Sunday, March 12, 2017

Make People Awesome? Give Them Superpowers!





We need to explain our primary statement of benevolence, expressed as "make people awesome." This is intended to express that have an explicit goal of benefitting specific others with all of our work.

I have had so many apologetic conversations about the term, and it's been described in several articles (some well, some rather poorly).

The message is singularly hard to express, at least in a form that fits on the sticker.

Admittedly, it's 2017. Everyone is on high alert, and words trigger people in dozens of interesting ways.

To date, the primary triggers are:
  1. "make people" - which tends to be heard as "coerce, demand, or force"
  2. "awesome" - which tends to be heard as "valley girl talk", indicating the speaker is bubble-headed or shallow.  

In any longer discussion, we eventually get around to Kathy Sierra's book.  "Badass: Making Users Awesome"  which was one of Josh's inspirations.  There were a few tailorings going on, but the idea was here.

We don't say "badass" because that, by itself, is sometimes used to describe someone who is forceful and violent.  I'd be surprised if Kathy S. has not had many clarifying discussions over that misinterpretation.

We also don't say "users" in our little slogan.

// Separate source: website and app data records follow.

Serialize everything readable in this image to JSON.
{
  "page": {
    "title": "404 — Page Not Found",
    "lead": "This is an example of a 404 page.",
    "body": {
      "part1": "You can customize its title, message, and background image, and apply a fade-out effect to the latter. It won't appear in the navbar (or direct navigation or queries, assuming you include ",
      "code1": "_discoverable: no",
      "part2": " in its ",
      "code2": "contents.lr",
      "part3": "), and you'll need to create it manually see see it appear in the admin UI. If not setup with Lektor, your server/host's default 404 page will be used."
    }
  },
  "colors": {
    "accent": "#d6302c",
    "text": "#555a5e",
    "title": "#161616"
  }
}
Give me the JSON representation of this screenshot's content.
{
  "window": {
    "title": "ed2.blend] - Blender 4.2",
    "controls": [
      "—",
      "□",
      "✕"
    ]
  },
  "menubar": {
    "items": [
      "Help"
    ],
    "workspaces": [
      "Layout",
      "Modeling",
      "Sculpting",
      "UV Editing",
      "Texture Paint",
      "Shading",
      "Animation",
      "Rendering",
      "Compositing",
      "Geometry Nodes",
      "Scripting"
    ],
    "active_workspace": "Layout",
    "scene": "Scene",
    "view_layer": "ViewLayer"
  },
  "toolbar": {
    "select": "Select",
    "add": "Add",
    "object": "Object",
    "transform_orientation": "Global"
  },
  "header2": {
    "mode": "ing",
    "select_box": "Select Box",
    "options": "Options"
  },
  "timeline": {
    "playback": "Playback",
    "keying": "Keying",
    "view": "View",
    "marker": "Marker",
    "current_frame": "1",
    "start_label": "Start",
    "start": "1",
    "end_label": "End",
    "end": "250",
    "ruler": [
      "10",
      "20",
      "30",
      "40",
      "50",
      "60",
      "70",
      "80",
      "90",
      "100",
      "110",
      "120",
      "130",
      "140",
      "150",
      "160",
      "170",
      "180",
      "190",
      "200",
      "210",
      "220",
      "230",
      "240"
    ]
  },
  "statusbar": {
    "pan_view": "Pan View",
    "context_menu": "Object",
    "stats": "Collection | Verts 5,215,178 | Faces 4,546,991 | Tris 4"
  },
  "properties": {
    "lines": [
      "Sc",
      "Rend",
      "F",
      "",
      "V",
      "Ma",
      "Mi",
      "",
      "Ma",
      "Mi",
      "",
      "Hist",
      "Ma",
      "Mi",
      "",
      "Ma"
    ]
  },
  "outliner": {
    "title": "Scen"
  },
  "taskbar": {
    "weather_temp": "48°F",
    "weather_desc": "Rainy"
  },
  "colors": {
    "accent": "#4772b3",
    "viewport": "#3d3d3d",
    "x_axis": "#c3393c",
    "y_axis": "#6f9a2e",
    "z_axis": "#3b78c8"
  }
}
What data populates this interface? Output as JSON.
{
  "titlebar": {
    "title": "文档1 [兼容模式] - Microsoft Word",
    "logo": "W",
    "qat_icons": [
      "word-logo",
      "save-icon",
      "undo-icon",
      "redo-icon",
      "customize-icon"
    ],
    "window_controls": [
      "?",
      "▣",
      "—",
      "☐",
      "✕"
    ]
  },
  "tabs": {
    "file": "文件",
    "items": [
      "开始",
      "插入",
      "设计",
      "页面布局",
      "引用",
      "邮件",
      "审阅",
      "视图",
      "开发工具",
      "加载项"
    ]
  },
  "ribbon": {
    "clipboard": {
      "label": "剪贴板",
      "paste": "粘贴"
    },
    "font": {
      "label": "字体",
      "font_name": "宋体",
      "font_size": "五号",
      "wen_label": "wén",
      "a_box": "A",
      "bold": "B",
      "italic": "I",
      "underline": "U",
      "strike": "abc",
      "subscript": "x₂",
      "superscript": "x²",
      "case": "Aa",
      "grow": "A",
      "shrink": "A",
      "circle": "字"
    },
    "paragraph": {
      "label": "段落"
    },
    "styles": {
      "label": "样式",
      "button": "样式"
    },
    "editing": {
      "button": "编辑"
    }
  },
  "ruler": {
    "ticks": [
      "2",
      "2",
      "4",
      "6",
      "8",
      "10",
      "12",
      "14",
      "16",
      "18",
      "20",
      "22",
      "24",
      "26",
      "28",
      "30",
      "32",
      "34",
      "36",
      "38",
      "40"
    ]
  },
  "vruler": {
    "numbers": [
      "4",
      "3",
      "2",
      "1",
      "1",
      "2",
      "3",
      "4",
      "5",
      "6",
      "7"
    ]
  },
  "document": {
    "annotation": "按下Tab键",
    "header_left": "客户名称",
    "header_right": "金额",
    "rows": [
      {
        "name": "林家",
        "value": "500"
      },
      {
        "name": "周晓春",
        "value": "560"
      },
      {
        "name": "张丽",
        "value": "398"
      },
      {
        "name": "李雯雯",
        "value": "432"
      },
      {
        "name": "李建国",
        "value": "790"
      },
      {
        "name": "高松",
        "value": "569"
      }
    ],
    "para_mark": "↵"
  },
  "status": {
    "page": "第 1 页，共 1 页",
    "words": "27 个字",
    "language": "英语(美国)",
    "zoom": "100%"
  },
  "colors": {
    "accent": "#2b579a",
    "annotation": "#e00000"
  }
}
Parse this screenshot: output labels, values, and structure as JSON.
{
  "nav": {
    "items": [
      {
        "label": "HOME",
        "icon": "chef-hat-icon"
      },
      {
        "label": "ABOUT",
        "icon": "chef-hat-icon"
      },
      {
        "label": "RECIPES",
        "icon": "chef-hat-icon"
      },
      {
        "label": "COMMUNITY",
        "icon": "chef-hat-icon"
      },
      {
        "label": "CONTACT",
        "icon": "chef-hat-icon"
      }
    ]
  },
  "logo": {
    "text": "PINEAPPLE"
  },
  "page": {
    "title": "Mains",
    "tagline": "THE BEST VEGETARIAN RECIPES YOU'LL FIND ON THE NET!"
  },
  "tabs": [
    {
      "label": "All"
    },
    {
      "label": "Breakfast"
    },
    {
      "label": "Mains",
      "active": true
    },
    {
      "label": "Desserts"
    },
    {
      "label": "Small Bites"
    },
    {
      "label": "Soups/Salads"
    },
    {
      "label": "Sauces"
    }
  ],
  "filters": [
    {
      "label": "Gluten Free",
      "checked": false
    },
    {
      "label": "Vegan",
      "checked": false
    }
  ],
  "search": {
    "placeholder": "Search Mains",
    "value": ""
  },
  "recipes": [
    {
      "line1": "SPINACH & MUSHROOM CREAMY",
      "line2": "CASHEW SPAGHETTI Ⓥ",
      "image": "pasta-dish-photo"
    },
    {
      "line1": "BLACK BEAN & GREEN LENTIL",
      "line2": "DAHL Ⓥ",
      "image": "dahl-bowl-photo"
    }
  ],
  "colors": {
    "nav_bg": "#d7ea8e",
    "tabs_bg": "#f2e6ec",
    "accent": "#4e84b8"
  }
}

We believe in an overarching benevolence.  We want to make users "awesome" of course, but we also want that benevolence to extend to our teammates, managers, support people, DevOps, QA, sales. We want it to extend to our customers' customers.

Some people take "make people awesome" to be a demand that managers of development teams behave a certain way toward their teams. We're not excluding that message, but suggestions that we change it to something like "get out of your team's way" restricts the message to micromanagers only, and not benevolence to all our community.

Sadly, some people take the whole statement to mean "demand that other people behave in a way that you see as awesome" -- very far from what we intend. We would have said "demand awesomeness from others" if we meant that.

Likewise "be kind" doesn't cover it.  We are not trying to "just be nice" but rather to give the people we deal with an extra measure of capability, awareness, competence, and power. We want them to be, properly "awe-inspiring" to the people they work and live around.

And now I've tripped over "awesome" at least twice.

Let me explain.  I found an old article I wrote describing software as super-powers.

The idea is that there are systems that help doctors avoid drug interactions while they are in the act of prescribing drugs. This has had a huge impact on the world. Patients have fewer complications, doctors have fewer lawsuits, hospitals have less workload due to drug interactions. Compared to pre-software-assist, doctors are impressively aware of interactions and up-to-date with new alerts because of software. That software is "making them awesome" in some regards.

The idea of making people awesome is just that - always be looking for ways to multiply other people's ability to be successful in their endeavors.

It doesn't matter if they're coding, testing, managing, performing medical services, nursing, hosting parties, supporting software systems, installing cable TV, cooking dinner, or editing podcasts. We can always be looking to "make people awesome" at the things they do for others.

I don't know that we'll always hold to the current phrasing. I would be okay with finding another way to say this that also fits on stickers and is easily memorable. In most ways, the current phrasing is fine, if only there weren't so many triggers to trip.